Ho, 23, admitted to “one count of assault and battery with a dangerous weapon causing serious bodily injury and four counts of wanton destruction of property over $1,200,” according the Northwestern District Attorney’s Office.

The apartment fire occurred at 285 Main St. on April 29, 2018, leaving 21 residents without a home and injuring one person.

Assistant District Attorney Matthew Thomas, the prosecutor of the case, said Ho videotaped himself setting off fireworks inside an apartment and posted the video on Snapchat. Ho later told police he had set the fireworks then left the apartment without realizing the burning embers from the fireworks remained, according to Thomas.

“The defendant’s foolish actions caused former residents of the apartments continued psychological harm,” Thomas said in a press release from the Northwestern District Attorney’s Office. “That they didn’t result in one or more deaths is thanks to the efforts of firefighters and police.”

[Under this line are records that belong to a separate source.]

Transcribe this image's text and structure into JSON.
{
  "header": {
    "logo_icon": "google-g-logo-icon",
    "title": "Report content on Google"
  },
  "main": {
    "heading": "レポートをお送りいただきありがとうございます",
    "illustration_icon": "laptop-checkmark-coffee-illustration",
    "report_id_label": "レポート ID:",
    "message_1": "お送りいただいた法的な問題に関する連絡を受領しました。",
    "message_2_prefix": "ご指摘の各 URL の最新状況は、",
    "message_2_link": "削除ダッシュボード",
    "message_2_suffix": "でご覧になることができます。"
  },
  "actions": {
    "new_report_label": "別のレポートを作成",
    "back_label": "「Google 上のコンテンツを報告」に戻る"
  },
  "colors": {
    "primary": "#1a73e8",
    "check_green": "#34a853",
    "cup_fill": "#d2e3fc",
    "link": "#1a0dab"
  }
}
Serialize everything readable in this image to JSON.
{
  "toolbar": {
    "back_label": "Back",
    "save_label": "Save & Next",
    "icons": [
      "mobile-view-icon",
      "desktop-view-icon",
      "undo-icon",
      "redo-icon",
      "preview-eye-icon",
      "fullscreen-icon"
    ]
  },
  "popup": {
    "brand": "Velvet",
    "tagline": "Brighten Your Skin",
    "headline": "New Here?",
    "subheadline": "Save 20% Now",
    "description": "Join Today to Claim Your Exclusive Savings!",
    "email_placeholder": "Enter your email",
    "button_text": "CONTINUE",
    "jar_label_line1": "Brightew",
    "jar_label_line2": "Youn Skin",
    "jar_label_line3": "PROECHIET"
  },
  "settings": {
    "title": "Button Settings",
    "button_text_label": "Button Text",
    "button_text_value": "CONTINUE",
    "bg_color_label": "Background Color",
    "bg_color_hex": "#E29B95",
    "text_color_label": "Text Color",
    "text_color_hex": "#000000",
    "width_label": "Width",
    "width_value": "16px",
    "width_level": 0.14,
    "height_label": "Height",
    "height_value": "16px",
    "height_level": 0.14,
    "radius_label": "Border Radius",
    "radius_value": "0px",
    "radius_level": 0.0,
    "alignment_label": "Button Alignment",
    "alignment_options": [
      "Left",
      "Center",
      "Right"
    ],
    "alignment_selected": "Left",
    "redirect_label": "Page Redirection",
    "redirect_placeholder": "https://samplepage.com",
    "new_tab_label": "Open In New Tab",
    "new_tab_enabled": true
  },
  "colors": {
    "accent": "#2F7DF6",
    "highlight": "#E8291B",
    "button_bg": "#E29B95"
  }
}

Hampshire Superior Court Judge Richard Carey sentenced Ho to two years of probation and restitution payments to the landlord of the apartment. Ho was also sentenced to two years of probation from the assault and battery charge, which is “to be served concurrently.”

Ho was arraigned along with Laban K. Christenson in June of 2018. Ho initially plead not guilty.

Immediately following the fire, the University of Massachusetts reached out to students affected by the fires. Eighteen students were given housing in North Apartments, while three other students found housing at their sorority house, Sigma Delta Tau.

“It was a hell of an experience to go through,” Megan Kacenski, a resident of the apartment, told the Collegian in a May 5, 2018 article. “It hasn’t been a week yet, since this has all happened. It feels like it’s been months. These days have just been incredibly long.”

Will Mallas can be reached at [email protected] and followed on Twitter @willmallas.